Mike McCoy directed the committee that oversees the grant program up until this past July, and continues to advise it. He says he’s most interested in seeing greenhouse gas reductions accrue over time “by building affordable housing in rural cities near schools, markets, services, and in sufficient quantity to create real community.” That, he says, is what’s most likely to reduces long drives in search of services.
Advocates say there needs to be more funding to address inequities in rural communities that is separate from greenhouse gas reductions, and McCoy agrees. There have been attempts in the state legislature, specifically by Senate president pro tempore Kevin de León, to dedicate this kind of money. They haven’t passed yet, but de León is likely to try again. Says McCoy: “If our fiscal condition permits it, he might win the second time around.”
In the meantime, the funding framework that’s come out of SB 375 may continue to leave out communities that are starting from scratch. That’s a shame not only for places like Lanare, but for the whole state, says Seaton, the co-director of the Leadership Counsel.
“There is an argument for these communities that goes beyond fairness,” she says. “We as a state need to transform the way we plan and invest. If you keep leaving rural communities out, they will never be able to contribute.”
“This is my home”
The mentality of sprawl may be particularly strong in Fresno County, but across the valley, development trends in the same vein: “New towns” are popping up all over the place. The drought has shed light on deep disparities that short-sighted land-use planning has helped create for the valley’s poorest communities; it is grim to imagine what the next drought might reveal about wealthier ones.
As for water, there will need to be more ways to capture and stretch it out as California grows and dries. Felicia Marcus, chair of the State Water Resources Control Board, says a web of approaches are needed: “It’s storage, conservation, recycling, stormwater capture, and desalination in appropriate cases.” Developing ways to replenish groundwater supplies will be critical.

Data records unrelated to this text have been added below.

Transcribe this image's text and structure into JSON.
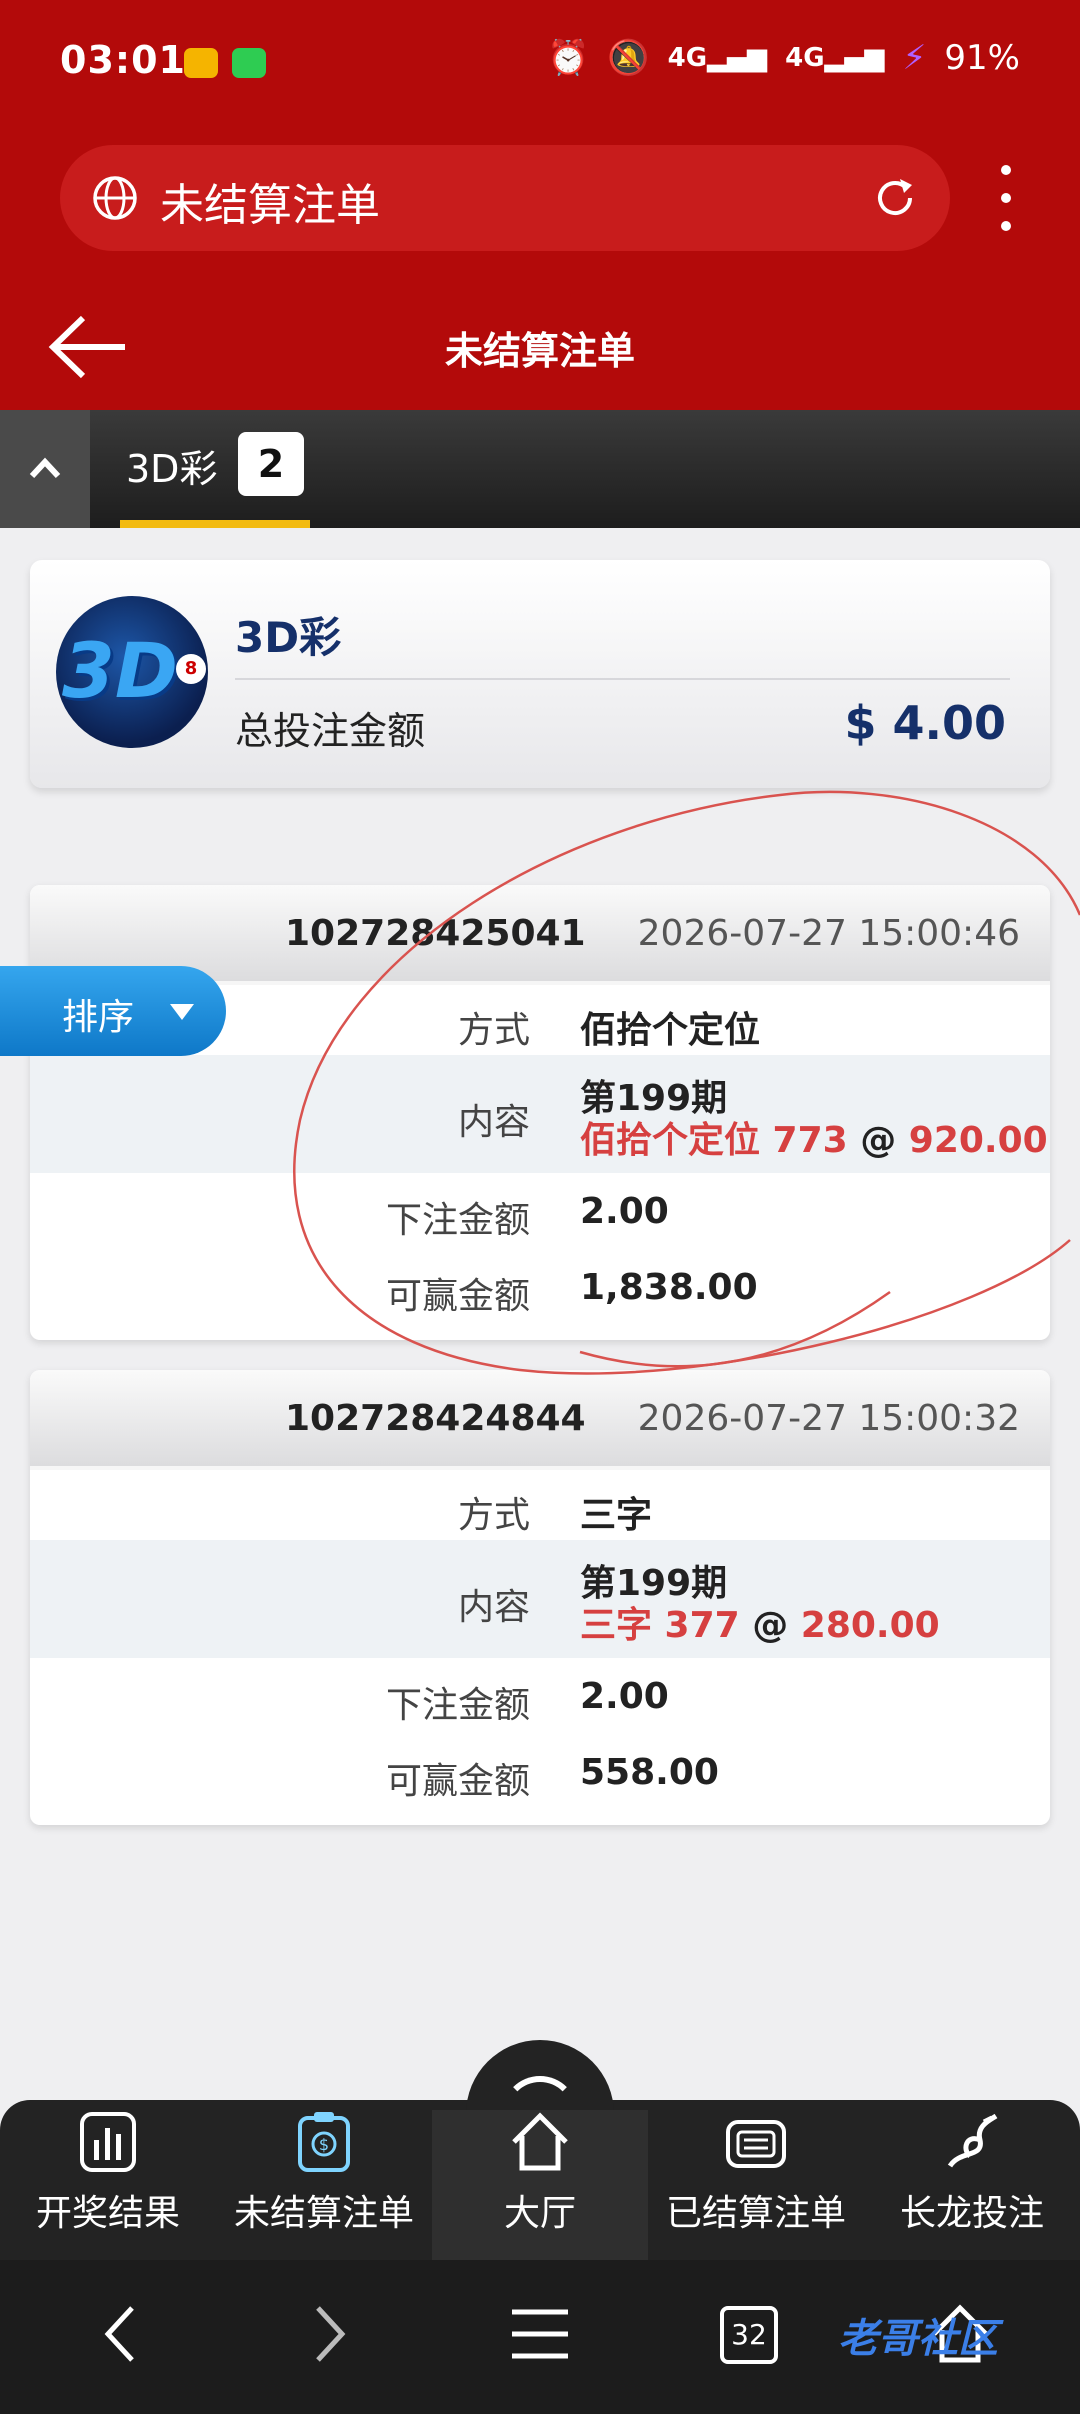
{
  "status_bar": {
    "time": "03:01",
    "battery": "91%",
    "net1": "4G",
    "net2": "4G"
  },
  "browser": {
    "url_title": "未结算注单"
  },
  "header": {
    "title": "未结算注单"
  },
  "tabs": [
    {
      "label": "3D彩",
      "count": "2"
    }
  ],
  "summary": {
    "game": "3D彩",
    "total_label": "总投注金额",
    "total_amount": "$ 4.00",
    "logo_text": "3D",
    "logo_ball": "8"
  },
  "sort_button": {
    "label": "排序"
  },
  "bets": [
    {
      "id": "102728425041",
      "time": "2026-07-27 15:00:46",
      "method_label": "方式",
      "method": "佰拾个定位",
      "content_label": "内容",
      "period": "第199期",
      "content_type": "佰拾个定位 773",
      "at": "@",
      "odds": "920.00",
      "stake_label": "下注金额",
      "stake": "2.00",
      "win_label": "可赢金额",
      "win": "1,838.00"
    },
    {
      "id": "102728424844",
      "time": "2026-07-27 15:00:32",
      "method_label": "方式",
      "method": "三字",
      "content_label": "内容",
      "period": "第199期",
      "content_type": "三字 377",
      "at": "@",
      "odds": "280.00",
      "stake_label": "下注金额",
      "stake": "2.00",
      "win_label": "可赢金额",
      "win": "558.00"
    }
  ],
  "bottom_nav": [
    {
      "label": "开奖结果",
      "icon": "bar-chart-icon"
    },
    {
      "label": "未结算注单",
      "icon": "clipboard-dollar-icon"
    },
    {
      "label": "大厅",
      "icon": "home-icon"
    },
    {
      "label": "已结算注单",
      "icon": "ticket-icon"
    },
    {
      "label": "长龙投注",
      "icon": "dragon-icon"
    }
  ],
  "system_nav": {
    "tab_count": "32"
  },
  "watermark": {
    "text": "老哥社区"
  },
  "colors": {
    "brand_red": "#b30a0a",
    "accent_yellow": "#f3bb12",
    "odds_red": "#d64040",
    "navy": "#15306a",
    "sort_blue": "#1a8ad8"
  }
}
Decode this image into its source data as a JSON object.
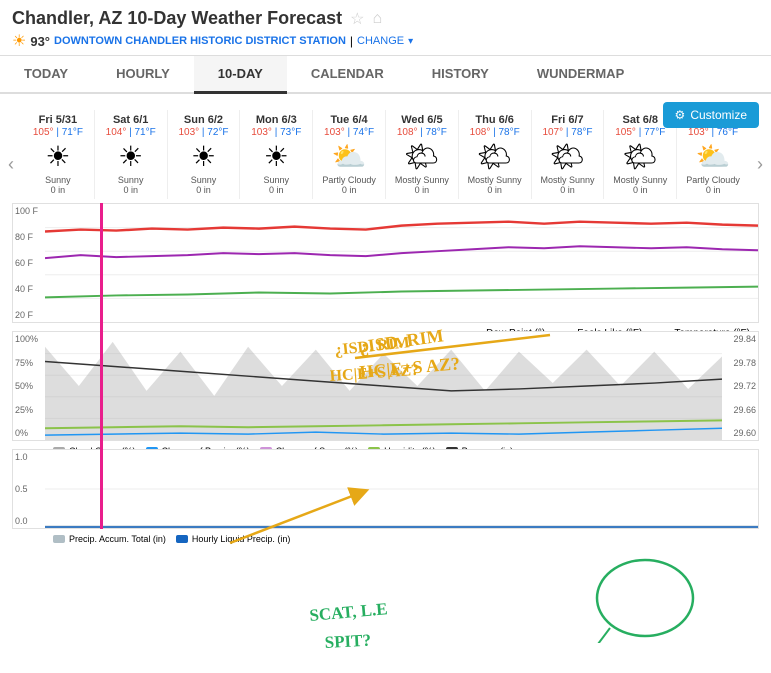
{
  "header": {
    "title": "Chandler, AZ 10-Day Weather Forecast",
    "temperature": "93°",
    "station": "DOWNTOWN CHANDLER HISTORIC DISTRICT STATION",
    "change_label": "CHANGE"
  },
  "nav": {
    "tabs": [
      "TODAY",
      "HOURLY",
      "10-DAY",
      "CALENDAR",
      "HISTORY",
      "WUNDERMAP"
    ],
    "active": "10-DAY"
  },
  "customize_label": "Customize",
  "days": [
    {
      "header": "Fri 5/31",
      "hi": "105°",
      "lo": "71°F",
      "icon": "☀",
      "desc": "Sunny",
      "precip": "0 in"
    },
    {
      "header": "Sat 6/1",
      "hi": "104°",
      "lo": "71°F",
      "icon": "☀",
      "desc": "Sunny",
      "precip": "0 in"
    },
    {
      "header": "Sun 6/2",
      "hi": "103°",
      "lo": "72°F",
      "icon": "☀",
      "desc": "Sunny",
      "precip": "0 in"
    },
    {
      "header": "Mon 6/3",
      "hi": "103°",
      "lo": "73°F",
      "icon": "☀",
      "desc": "Sunny",
      "precip": "0 in"
    },
    {
      "header": "Tue 6/4",
      "hi": "103°",
      "lo": "74°F",
      "icon": "⛅",
      "desc": "Partly Cloudy",
      "precip": "0 in"
    },
    {
      "header": "Wed 6/5",
      "hi": "108°",
      "lo": "78°F",
      "icon": "🌤",
      "desc": "Mostly Sunny",
      "precip": "0 in"
    },
    {
      "header": "Thu 6/6",
      "hi": "108°",
      "lo": "78°F",
      "icon": "🌤",
      "desc": "Mostly Sunny",
      "precip": "0 in"
    },
    {
      "header": "Fri 6/7",
      "hi": "107°",
      "lo": "78°F",
      "icon": "🌤",
      "desc": "Mostly Sunny",
      "precip": "0 in"
    },
    {
      "header": "Sat 6/8",
      "hi": "105°",
      "lo": "77°F",
      "icon": "🌤",
      "desc": "Mostly Sunny",
      "precip": "0 in"
    },
    {
      "header": "Sun 6/9",
      "hi": "103°",
      "lo": "76°F",
      "icon": "⛅",
      "desc": "Partly Cloudy",
      "precip": "0 in"
    }
  ],
  "temp_chart": {
    "y_labels": [
      "100 F",
      "80 F",
      "60 F",
      "40 F",
      "20 F"
    ]
  },
  "temp_legend": [
    {
      "label": "Dew Point (°)",
      "color": "#4caf50"
    },
    {
      "label": "Feels Like (°F)",
      "color": "#9c27b0"
    },
    {
      "label": "Temperature (°F)",
      "color": "#e53935"
    }
  ],
  "precip_chart": {
    "y_labels": [
      "100%",
      "75%",
      "50%",
      "25%",
      "0%"
    ]
  },
  "precip_legend": [
    {
      "label": "Cloud Cover (%)",
      "color": "#aaa"
    },
    {
      "label": "Chance of Precip. (%)",
      "color": "#2196f3"
    },
    {
      "label": "Chance of Snow (%)",
      "color": "#ce93d8"
    },
    {
      "label": "Humidity (%)",
      "color": "#8bc34a"
    },
    {
      "label": "Pressure (in)",
      "color": "#333"
    }
  ],
  "accum_chart": {
    "y_labels": [
      "1.0",
      "0.5",
      "0.0"
    ]
  },
  "accum_legend": [
    {
      "label": "Precip. Accum. Total (in)",
      "color": "#b0bec5"
    },
    {
      "label": "Hourly Liquid Precip. (in)",
      "color": "#1565c0"
    }
  ],
  "pressure_values": [
    "29.84",
    "29.78",
    "29.72",
    "29.66",
    "29.60"
  ]
}
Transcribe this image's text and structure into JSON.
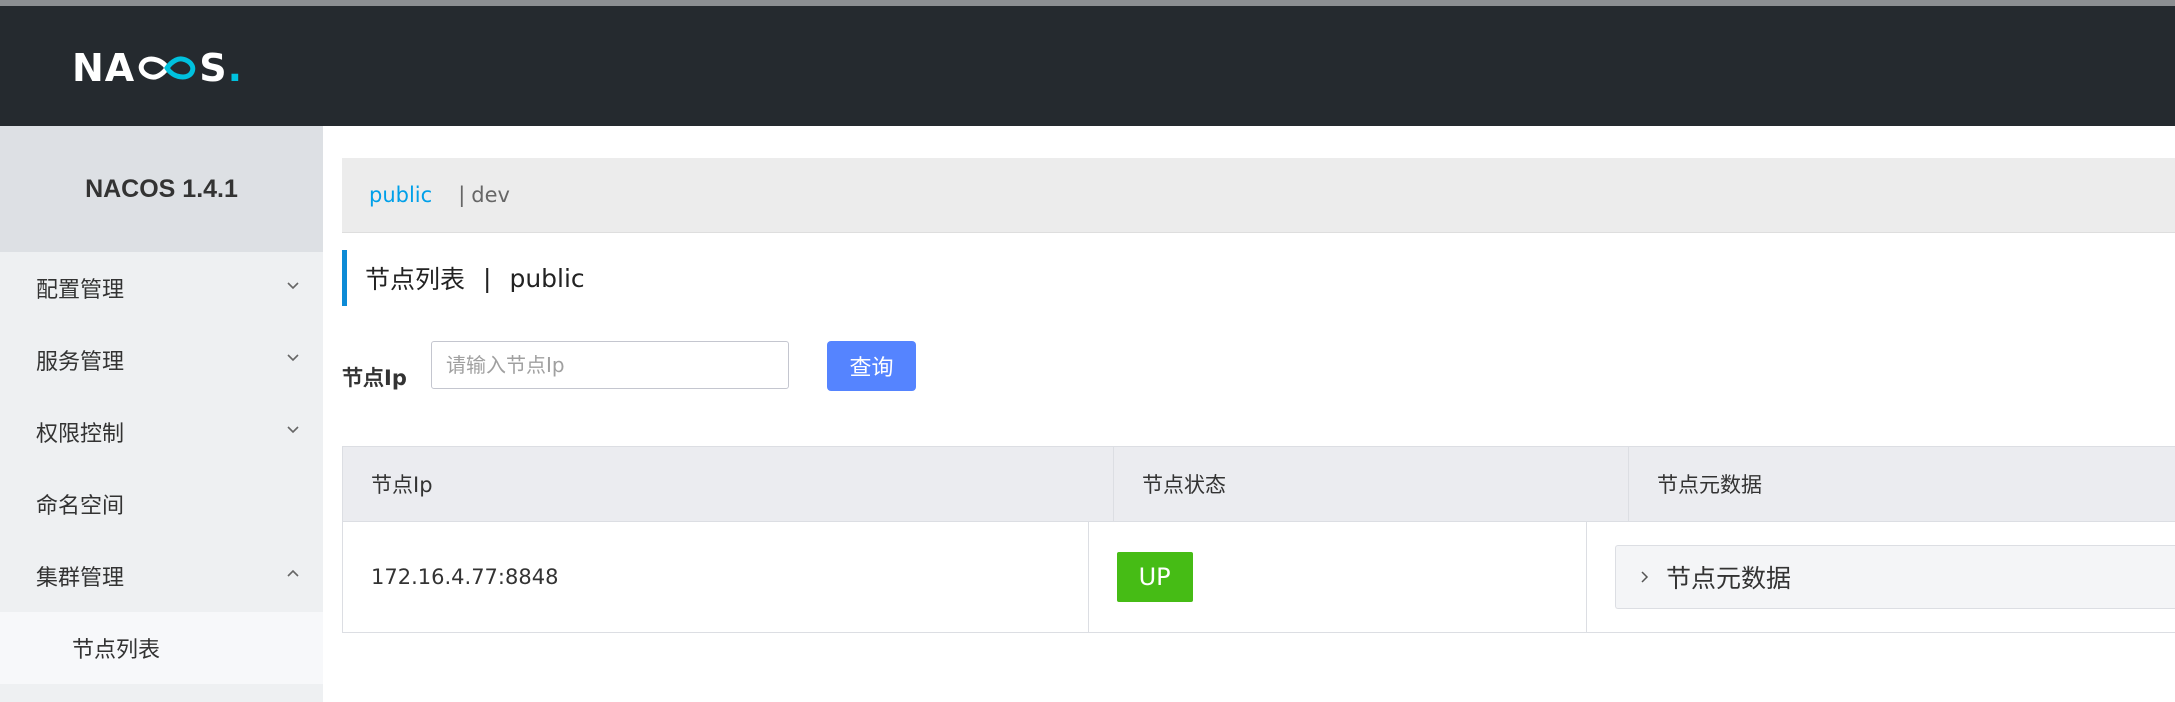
{
  "header": {
    "logo": {
      "left": "NA",
      "right": "S",
      "dot": "."
    }
  },
  "sidebar": {
    "title": "NACOS 1.4.1",
    "items": [
      {
        "label": "配置管理",
        "expanded": false
      },
      {
        "label": "服务管理",
        "expanded": false
      },
      {
        "label": "权限控制",
        "expanded": false
      },
      {
        "label": "命名空间"
      },
      {
        "label": "集群管理",
        "expanded": true
      }
    ],
    "sub_items": [
      {
        "label": "节点列表"
      }
    ]
  },
  "namespace": {
    "active": "public",
    "separator": "|",
    "other": "dev"
  },
  "page": {
    "title": "节点列表",
    "separator": "|",
    "namespace": "public"
  },
  "filter": {
    "label": "节点Ip",
    "placeholder": "请输入节点Ip",
    "button": "查询"
  },
  "table": {
    "columns": [
      "节点Ip",
      "节点状态",
      "节点元数据"
    ],
    "rows": [
      {
        "ip": "172.16.4.77:8848",
        "status": "UP",
        "metadata": "节点元数据"
      }
    ]
  },
  "colors": {
    "header_bg": "#252a2f",
    "accent": "#00c1de",
    "link": "#00a0e9",
    "primary_button": "#5584ff",
    "status_up": "#46bc15"
  }
}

She adds, “Just giving out land-use and building permits when there might not be water isn’t actually doing people a favor.”
Linking water with land use will be a major challenge for the state in years to come, especially in the San Joaquin Valley.
Meanwhile, it’s not clear what the future holds for the communities we’ve visited in this series. Lanare, Matheny Tract, and East Porterville are at different stages in attaining reliable access to water. Others throughout the valley are further behind. It shouldn’t be this hard for Californians to have a resource that is their right. In some places, politics are moving out of the way, slowly and painfully. In other places, politics are not budging at all.
There is hope, at least, within Solorio. On a Monday afternoon, she and seven other Lanare residents gather on folding chairs in the community center, talking about what they hope to create here someday. Connie Hammond describes a sack-lunch program for those struggling to afford groceries. Ethel Myles wishes she had a sewer, so that she wouldn’t have to worry about the septic tank overflowing when all of her grandchildren come over. Solorio talks about a park she saw one day in Fresno, where recycled water pours down from buckets to splash in. It gave her an idea for building a play structure out of recycled tires. “We need something like that, for kids to play in,” Solorio says. But even a simple play structure will require money that the community just doesn’t have yet.
“They call this the golden valley,” she sighs. “But where is the gold?”
Solorio is going to keep looking.